▶
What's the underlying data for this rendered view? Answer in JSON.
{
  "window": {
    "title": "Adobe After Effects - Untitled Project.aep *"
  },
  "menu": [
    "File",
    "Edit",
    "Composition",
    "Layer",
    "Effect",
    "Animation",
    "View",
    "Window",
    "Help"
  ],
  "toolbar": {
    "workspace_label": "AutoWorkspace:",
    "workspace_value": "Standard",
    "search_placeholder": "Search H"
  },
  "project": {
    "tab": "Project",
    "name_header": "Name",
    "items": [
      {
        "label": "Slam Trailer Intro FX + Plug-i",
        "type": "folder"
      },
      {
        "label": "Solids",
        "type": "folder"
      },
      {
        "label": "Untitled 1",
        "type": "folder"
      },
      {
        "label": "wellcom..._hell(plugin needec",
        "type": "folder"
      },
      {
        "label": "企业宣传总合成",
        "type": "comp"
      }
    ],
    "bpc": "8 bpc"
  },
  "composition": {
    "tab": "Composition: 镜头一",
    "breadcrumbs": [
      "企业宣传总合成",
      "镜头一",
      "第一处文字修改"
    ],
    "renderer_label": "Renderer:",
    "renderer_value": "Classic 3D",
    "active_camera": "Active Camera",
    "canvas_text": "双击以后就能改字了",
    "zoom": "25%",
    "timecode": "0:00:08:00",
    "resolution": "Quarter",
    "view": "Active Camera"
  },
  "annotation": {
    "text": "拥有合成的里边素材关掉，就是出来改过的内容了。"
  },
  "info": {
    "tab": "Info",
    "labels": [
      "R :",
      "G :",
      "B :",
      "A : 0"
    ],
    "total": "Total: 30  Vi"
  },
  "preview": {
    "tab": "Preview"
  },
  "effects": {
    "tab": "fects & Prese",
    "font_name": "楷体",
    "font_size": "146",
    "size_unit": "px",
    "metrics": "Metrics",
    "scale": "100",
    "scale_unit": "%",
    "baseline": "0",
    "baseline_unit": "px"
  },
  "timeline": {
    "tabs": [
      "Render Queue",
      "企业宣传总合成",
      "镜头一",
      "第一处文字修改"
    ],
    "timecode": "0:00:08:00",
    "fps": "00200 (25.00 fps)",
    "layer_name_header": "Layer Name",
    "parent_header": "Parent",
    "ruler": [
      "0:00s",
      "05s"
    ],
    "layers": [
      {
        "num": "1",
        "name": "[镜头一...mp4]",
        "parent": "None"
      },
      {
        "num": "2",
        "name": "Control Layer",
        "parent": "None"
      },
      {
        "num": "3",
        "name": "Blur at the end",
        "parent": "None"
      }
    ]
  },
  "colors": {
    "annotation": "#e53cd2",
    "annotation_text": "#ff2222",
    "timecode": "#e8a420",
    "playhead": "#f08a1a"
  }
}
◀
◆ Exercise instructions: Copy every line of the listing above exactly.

◆ Answer to this exercise:
What's the underlying data for this rendered view? Answer in JSON.
{
  "window": {
    "title": "Adobe After Effects - Untitled Project.aep *"
  },
  "menu": [
    "File",
    "Edit",
    "Composition",
    "Layer",
    "Effect",
    "Animation",
    "View",
    "Window",
    "Help"
  ],
  "toolbar": {
    "workspace_label": "AutoWorkspace:",
    "workspace_value": "Standard",
    "search_placeholder": "Search H"
  },
  "project": {
    "tab": "Project",
    "name_header": "Name",
    "items": [
      {
        "label": "Slam Trailer Intro FX + Plug-i",
        "type": "folder"
      },
      {
        "label": "Solids",
        "type": "folder"
      },
      {
        "label": "Untitled 1",
        "type": "folder"
      },
      {
        "label": "wellcom..._hell(plugin needec",
        "type": "folder"
      },
      {
        "label": "企业宣传总合成",
        "type": "comp"
      }
    ],
    "bpc": "8 bpc"
  },
  "composition": {
    "tab": "Composition: 镜头一",
    "breadcrumbs": [
      "企业宣传总合成",
      "镜头一",
      "第一处文字修改"
    ],
    "renderer_label": "Renderer:",
    "renderer_value": "Classic 3D",
    "active_camera": "Active Camera",
    "canvas_text": "双击以后就能改字了",
    "zoom": "25%",
    "timecode": "0:00:08:00",
    "resolution": "Quarter",
    "view": "Active Camera"
  },
  "annotation": {
    "text": "拥有合成的里边素材关掉，就是出来改过的内容了。"
  },
  "info": {
    "tab": "Info",
    "labels": [
      "R :",
      "G :",
      "B :",
      "A : 0"
    ],
    "total": "Total: 30  Vi"
  },
  "preview": {
    "tab": "Preview"
  },
  "effects": {
    "tab": "fects & Prese",
    "font_name": "楷体",
    "font_size": "146",
    "size_unit": "px",
    "metrics": "Metrics",
    "scale": "100",
    "scale_unit": "%",
    "baseline": "0",
    "baseline_unit": "px"
  },
  "timeline": {
    "tabs": [
      "Render Queue",
      "企业宣传总合成",
      "镜头一",
      "第一处文字修改"
    ],
    "timecode": "0:00:08:00",
    "fps": "00200 (25.00 fps)",
    "layer_name_header": "Layer Name",
    "parent_header": "Parent",
    "ruler": [
      "0:00s",
      "05s"
    ],
    "layers": [
      {
        "num": "1",
        "name": "[镜头一...mp4]",
        "parent": "None"
      },
      {
        "num": "2",
        "name": "Control Layer",
        "parent": "None"
      },
      {
        "num": "3",
        "name": "Blur at the end",
        "parent": "None"
      }
    ]
  },
  "colors": {
    "annotation": "#e53cd2",
    "annotation_text": "#ff2222",
    "timecode": "#e8a420",
    "playhead": "#f08a1a"
  }
}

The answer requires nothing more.